It is going to be much harder for the Afghan government to identify, locate and kill the mastermind of the attack on the American University in case he happens to be in Pakistan as it is claiming. For this to happen, Kabul would have to seek Islamabad’s help. This may not happen until there is major improvement in Pak-Afghan relations so that they are able to do things together whether it is peacemaking or fighting terrorism.

When President Ghani visited the much damaged American University a few days after the attack, he tried to raise the morale of not only the students and teachers, but also the Afghan nation by declaring that Afghanistan is determined to destroy the terrorists and their backers and achieve peace and prosperity. As Pakistan is the perfect scapegoat in such situations in Afghanistan, he said Islamabad should share information about the attackers because the attack was planned on Pakistan’s soil.

Pakistan government functionaries had made almost similar comments in the wake of the attack on the Bacha Khan University, but many Afghans considered it as continuation of the usual blame-game between the two neighbouring countries.

The names of the two universities had something to do for being singled out for the attacks. Bacha Khan University is named after freedom-fighter Khan Abdul Ghaffar Khan, who is fondly referred to as Bacha Khan and had opposed the Afghan jihad against the Soviet occupying forces as long as he was alive. His family and their party, ANP, have been steadfast in criticising the Taliban, both Afghan and Pakistanis, and paid a heavy price in terms of targeted killing of party activists. The militants could have attacked another university, but the one associated with Bacha Khan became their preferred target.

As the name suggests, the American University was an obvious target of the militants, but its high-level security and secure location seem to have deterred the Afghan Taliban until now. For a decade, this US-style centre of liberal arts education for young, affluent Afghans remained safe. There were warning signs a few weeks before the attack on the university when two of its professors, an American and an Australian, were kidnapped and remain untraceable.

The timing of the two attacks was also interesting. The Bacha Khan University was attacked on the eve of a mushaira (poetry recital) planned in memory of Bacha Khan on his death anniversary. The American University was targeted as its 10th anniversary celebrations were getting underway.

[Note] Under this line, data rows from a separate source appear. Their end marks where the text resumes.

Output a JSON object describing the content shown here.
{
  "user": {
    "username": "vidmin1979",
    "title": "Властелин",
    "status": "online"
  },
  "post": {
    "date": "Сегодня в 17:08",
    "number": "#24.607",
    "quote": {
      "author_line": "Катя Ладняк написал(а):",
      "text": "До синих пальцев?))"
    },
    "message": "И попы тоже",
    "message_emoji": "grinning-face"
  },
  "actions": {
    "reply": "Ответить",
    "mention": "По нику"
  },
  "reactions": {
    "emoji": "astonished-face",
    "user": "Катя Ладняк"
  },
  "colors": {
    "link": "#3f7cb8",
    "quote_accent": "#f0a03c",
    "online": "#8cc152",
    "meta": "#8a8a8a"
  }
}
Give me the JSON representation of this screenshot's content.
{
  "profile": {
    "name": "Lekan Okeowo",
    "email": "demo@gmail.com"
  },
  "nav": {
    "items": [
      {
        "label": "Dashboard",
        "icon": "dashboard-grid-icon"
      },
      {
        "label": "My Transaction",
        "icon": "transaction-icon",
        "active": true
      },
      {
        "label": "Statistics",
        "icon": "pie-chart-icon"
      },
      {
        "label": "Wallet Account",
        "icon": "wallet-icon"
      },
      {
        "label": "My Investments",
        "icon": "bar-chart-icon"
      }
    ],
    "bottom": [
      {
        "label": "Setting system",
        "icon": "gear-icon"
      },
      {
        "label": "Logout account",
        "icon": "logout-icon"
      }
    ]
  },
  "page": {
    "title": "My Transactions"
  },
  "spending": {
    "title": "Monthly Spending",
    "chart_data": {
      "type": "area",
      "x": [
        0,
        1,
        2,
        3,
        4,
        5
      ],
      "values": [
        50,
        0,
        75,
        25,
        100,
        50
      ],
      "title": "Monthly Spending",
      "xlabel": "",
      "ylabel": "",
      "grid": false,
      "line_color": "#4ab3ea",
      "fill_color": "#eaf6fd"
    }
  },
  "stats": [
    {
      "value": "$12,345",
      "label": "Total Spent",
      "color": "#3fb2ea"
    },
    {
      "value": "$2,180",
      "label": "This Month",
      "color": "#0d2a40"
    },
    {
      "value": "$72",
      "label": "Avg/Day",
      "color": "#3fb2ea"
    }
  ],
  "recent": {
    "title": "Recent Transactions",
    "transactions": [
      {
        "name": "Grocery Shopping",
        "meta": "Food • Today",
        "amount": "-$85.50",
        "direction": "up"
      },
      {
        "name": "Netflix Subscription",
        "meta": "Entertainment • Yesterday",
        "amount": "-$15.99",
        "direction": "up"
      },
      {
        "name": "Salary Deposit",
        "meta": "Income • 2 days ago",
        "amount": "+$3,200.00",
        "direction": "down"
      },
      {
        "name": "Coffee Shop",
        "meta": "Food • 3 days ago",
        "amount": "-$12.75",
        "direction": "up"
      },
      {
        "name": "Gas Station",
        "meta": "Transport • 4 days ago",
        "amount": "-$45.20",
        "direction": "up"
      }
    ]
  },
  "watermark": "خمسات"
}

Also, the masterminds of such attacks have made known on a number of occasions that they are against secular education and in favour of Islamic teachings at madrassas. As one of the masterminds, Khalifa Umar Mansoor declared after the attack on the Army Public School Peshawar, its students would grow up to join the armed forces and take up other professions in the service of the secular Pakistan government and fight the militants like him. For him, it was necessary to target the schools, colleges and universities that produced graduates who were likely to stand up to the militants.

Though terrorist attacks cause much pain and suffering, the institutions that are attacked recover in due course of time and resume work on the road to normalcy.

The Bacha Khan University reopened on February 15 three weeks after it was attacked. Students returned to classes instead of seeking admission elsewhere. The security at the university was beefed up by building walls, putting up barbed wire fencing, installing CCTV cameras and hiring more security guards.

The American University too would reopen as neither Washington nor Kabul would allow it to close down due to fear of another attack. It has been described as a lasting legacy of the US in faraway Afghanistan and as its head, who is an American, remarked there was no other option but to rebuild and restart.

A tale of two universities